Trading one resource for another: Western land
Oil and gas drilling in Colorado and Western states won’t disappear anytime soon, but if a smarter energy policy isn’t developed, the western landscape will continue to suffer, along with the American families that have to pay increasing fuel costs, according to ranchers, politicians and conservationists that spoke Wednesday at the Big Tent.
Walt Gasson, a Wyoming native and a member of the Wyoming Wildlife Foundation, called the current U.S. energy policy an “insane headlong rush to drill anything that’s horizontal.”
“We have to get real about energy in a way we never have before,” said Randy Udall , former Director of Community Office for Resource Efficiency
The average American family spent $6,000 on energy last year — twice what they did when George W. Bush was first elected, while a record number of drills go up every day (150 in the next 24 hours), Udall said.
The current energy policy is “cannibalizing, not only prosperity, but the global climate,” he added.
Tweeti Blancett said that after centuries, her family had ceased farming on their New Mexico land because of oil and gas drilling’s encroachment on their property.
“Our ranch is completely fragmented by the oil and gas development,” Blancett said.

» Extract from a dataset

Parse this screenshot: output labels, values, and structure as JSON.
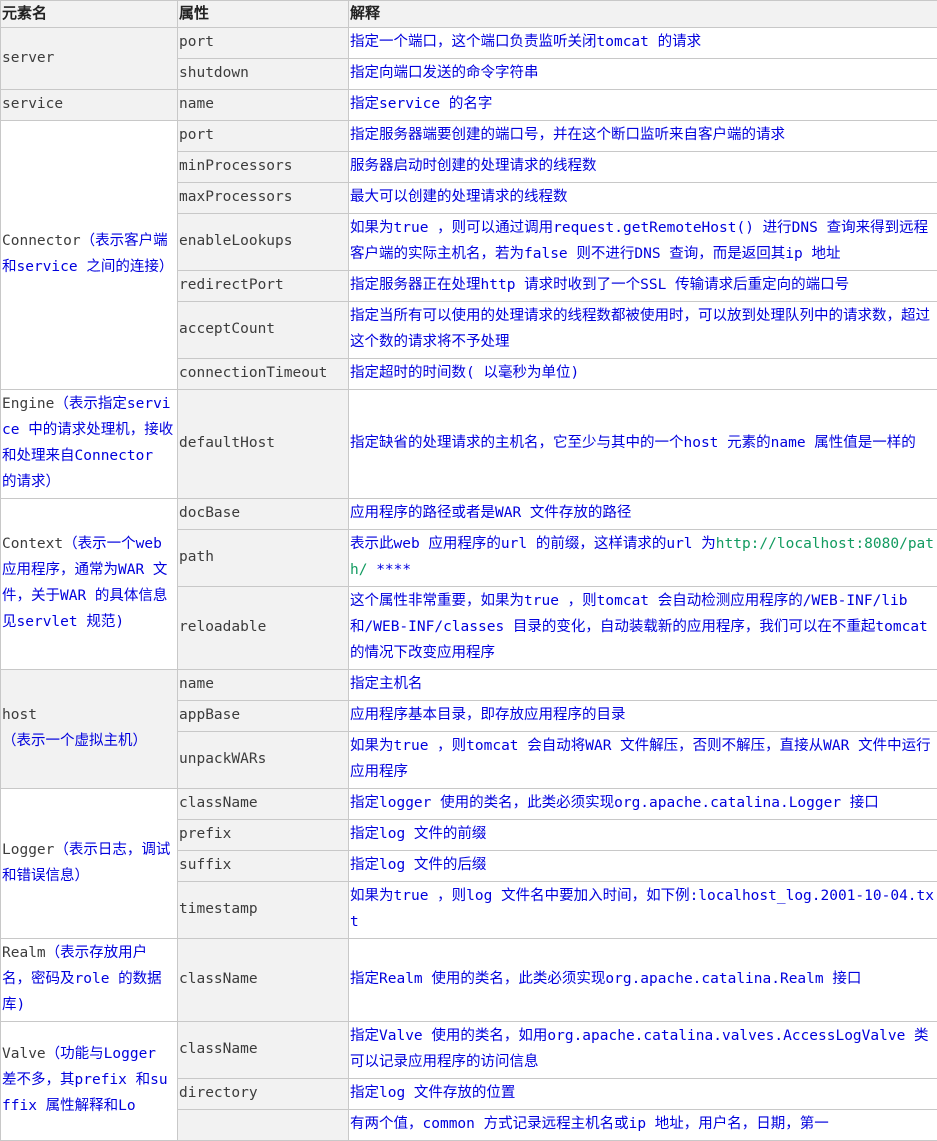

This admittedly strange group of bedfellows said they understand drilling will continue, but the country needs to develop a comprehensive energy policy that emphasizes the preservation of Western lands.